Manila was my home for 18 years. I found myself hanging out with the same people, doing the exact same thing time and again. The adventures? Nonexistent. The conversations? Stifled. I grabbed the first opportunity that presented itself to get out of the choking atmosphere. That’s why I found myself on a plane moving to Chicago a year later.
There was something liberating about being alone in a new city. I became independent. Gone were the days where I woke up and breakfast was ready on the table. Bills to be paid arrived promptly every month. Clothes needed to be laundered within two weeks or you risk wearing the same underwear. During the first few months, I went to the Art Institute two blocks from where I live, every week. I finally tried a cheeseburger and actually managed to finish it. I was free to do whatever I want… to recreate a part of myself that was a little broken and maybe a little lost.
Being in Chicago was like having a girlfriend on her period. Weather and emotions… but mostly weather, were poles apart. Nevertheless, I survived and one day, I looked at my apartment window realizing – this is home. There were instances where I would be walking down Michigan Avenue and I would be thinking, “I can’t believe I’m here!” But throughout the years, Manila became a hazy memory, full of what ifs and never agains. When it was time for me to leave, I didn’t want to. Chicago is home. Alas, a new adventure must begin and I decided to move to Tokyo.

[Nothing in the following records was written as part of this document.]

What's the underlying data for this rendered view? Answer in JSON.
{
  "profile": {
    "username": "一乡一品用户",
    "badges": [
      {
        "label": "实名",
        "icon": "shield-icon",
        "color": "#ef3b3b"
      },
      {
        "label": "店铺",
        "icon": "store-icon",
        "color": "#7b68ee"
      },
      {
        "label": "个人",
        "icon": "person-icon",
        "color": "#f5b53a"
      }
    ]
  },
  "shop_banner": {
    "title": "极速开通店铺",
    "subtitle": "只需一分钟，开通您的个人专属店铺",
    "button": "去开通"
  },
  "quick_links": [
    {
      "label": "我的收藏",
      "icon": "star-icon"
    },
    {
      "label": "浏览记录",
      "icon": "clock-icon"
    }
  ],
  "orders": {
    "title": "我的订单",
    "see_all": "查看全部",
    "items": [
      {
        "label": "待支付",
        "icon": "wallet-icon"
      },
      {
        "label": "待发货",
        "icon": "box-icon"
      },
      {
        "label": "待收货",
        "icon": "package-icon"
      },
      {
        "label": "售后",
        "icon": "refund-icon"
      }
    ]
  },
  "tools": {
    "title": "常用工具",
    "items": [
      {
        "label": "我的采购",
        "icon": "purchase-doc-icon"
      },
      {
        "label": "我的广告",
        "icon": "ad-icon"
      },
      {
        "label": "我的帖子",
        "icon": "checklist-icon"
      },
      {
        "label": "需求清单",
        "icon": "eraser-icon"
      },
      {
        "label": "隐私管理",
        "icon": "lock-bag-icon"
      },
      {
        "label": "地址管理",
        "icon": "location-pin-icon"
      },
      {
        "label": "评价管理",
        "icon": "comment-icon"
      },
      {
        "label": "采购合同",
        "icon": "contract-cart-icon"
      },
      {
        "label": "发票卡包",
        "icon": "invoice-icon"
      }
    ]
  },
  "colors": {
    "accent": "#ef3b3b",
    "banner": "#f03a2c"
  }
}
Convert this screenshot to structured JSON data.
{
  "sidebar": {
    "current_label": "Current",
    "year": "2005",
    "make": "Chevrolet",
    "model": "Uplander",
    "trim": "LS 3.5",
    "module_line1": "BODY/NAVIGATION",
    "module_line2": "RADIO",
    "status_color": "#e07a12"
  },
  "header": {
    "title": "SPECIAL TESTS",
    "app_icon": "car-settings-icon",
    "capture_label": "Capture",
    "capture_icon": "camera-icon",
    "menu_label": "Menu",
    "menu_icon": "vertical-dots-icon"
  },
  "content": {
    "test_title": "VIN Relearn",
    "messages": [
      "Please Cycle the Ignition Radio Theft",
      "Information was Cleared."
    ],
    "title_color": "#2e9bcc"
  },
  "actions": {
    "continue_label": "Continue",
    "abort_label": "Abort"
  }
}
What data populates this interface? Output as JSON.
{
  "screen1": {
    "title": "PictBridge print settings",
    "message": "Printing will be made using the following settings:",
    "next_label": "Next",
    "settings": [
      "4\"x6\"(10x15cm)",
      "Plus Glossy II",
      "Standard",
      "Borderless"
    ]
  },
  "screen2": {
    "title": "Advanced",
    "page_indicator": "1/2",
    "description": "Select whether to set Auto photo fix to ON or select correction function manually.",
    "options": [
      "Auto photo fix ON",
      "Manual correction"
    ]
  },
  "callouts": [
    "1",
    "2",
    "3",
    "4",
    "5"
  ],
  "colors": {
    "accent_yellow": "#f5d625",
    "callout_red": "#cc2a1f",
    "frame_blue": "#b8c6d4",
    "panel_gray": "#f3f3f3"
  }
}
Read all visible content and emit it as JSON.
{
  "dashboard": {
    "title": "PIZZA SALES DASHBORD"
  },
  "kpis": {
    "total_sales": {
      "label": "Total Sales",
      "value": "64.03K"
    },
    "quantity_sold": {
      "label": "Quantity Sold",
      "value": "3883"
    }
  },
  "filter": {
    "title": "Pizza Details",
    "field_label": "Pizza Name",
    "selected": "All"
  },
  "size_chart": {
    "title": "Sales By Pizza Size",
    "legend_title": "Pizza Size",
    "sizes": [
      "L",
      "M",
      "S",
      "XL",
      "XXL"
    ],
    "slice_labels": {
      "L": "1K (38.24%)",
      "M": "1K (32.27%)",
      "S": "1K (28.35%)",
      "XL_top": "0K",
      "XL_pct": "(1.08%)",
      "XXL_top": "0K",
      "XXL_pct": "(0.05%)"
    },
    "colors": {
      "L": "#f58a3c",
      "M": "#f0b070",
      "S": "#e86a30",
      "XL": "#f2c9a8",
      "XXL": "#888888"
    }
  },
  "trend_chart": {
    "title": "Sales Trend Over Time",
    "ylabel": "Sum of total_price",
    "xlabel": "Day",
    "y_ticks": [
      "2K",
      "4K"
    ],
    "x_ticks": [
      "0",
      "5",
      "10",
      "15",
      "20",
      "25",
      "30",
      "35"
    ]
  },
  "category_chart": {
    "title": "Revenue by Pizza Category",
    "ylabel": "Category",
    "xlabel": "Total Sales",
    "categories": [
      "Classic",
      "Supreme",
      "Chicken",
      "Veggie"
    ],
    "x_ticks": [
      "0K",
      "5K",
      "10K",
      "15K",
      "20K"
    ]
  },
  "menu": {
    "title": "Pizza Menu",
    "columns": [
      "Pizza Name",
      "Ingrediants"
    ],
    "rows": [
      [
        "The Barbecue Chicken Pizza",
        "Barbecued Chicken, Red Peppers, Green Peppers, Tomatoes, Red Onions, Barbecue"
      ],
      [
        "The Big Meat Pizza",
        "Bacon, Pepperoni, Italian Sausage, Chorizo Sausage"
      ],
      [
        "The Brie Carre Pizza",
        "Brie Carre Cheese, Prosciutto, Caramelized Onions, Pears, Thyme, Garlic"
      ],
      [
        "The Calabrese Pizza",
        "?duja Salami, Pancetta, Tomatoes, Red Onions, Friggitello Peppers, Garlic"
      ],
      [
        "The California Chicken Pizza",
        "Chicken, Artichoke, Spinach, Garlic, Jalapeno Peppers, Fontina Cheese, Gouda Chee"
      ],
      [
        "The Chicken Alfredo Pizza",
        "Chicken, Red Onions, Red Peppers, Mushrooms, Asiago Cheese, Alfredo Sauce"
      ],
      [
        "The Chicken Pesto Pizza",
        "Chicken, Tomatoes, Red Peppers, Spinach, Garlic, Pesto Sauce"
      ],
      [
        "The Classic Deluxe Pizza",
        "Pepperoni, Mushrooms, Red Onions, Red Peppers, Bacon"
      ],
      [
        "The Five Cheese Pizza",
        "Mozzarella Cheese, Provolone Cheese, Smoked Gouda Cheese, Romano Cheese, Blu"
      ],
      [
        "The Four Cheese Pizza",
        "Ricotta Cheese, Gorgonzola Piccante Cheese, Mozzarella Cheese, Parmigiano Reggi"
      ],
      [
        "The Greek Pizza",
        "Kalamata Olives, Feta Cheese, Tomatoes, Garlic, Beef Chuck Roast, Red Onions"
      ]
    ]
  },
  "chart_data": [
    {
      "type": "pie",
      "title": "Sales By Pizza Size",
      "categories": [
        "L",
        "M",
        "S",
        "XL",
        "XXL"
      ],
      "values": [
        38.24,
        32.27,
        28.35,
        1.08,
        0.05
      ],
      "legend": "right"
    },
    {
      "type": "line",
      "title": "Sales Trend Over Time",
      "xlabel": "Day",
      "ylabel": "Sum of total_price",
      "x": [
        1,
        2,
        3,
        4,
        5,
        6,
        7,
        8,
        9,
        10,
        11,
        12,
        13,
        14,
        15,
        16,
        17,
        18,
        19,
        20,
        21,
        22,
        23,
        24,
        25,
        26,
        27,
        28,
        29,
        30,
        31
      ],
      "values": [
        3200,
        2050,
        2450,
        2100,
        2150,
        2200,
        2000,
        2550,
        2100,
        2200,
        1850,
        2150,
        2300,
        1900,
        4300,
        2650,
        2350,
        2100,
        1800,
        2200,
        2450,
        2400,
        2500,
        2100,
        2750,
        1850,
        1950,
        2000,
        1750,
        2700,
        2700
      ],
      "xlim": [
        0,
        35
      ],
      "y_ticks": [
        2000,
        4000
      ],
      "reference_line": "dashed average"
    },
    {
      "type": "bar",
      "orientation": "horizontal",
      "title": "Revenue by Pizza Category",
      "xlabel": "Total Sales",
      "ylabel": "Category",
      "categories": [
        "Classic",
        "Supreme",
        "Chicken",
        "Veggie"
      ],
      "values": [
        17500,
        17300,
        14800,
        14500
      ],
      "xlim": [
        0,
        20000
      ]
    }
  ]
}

I’ve been to Tokyo a couple of times throughout my life, mainly because my mom lives here. But this experience is definitely different. I’m going to be thoroughly immersed in the culture, more so than my younger self who was content in touristy traps and Disneyland. I’m stepping into the great unknown once again. I don’t regret my decisions because it made me grow and learn things that I would otherwise not learn in a comfortable space. It’s certainly exciting but definitely more terrifying than I imagined it would be. It’s worth it though… Because my explorations resulted into knowledge and that knowledge turned to confidence. The confidence I nurtured, gave rise to my happiness. At the end, that is what’s most important.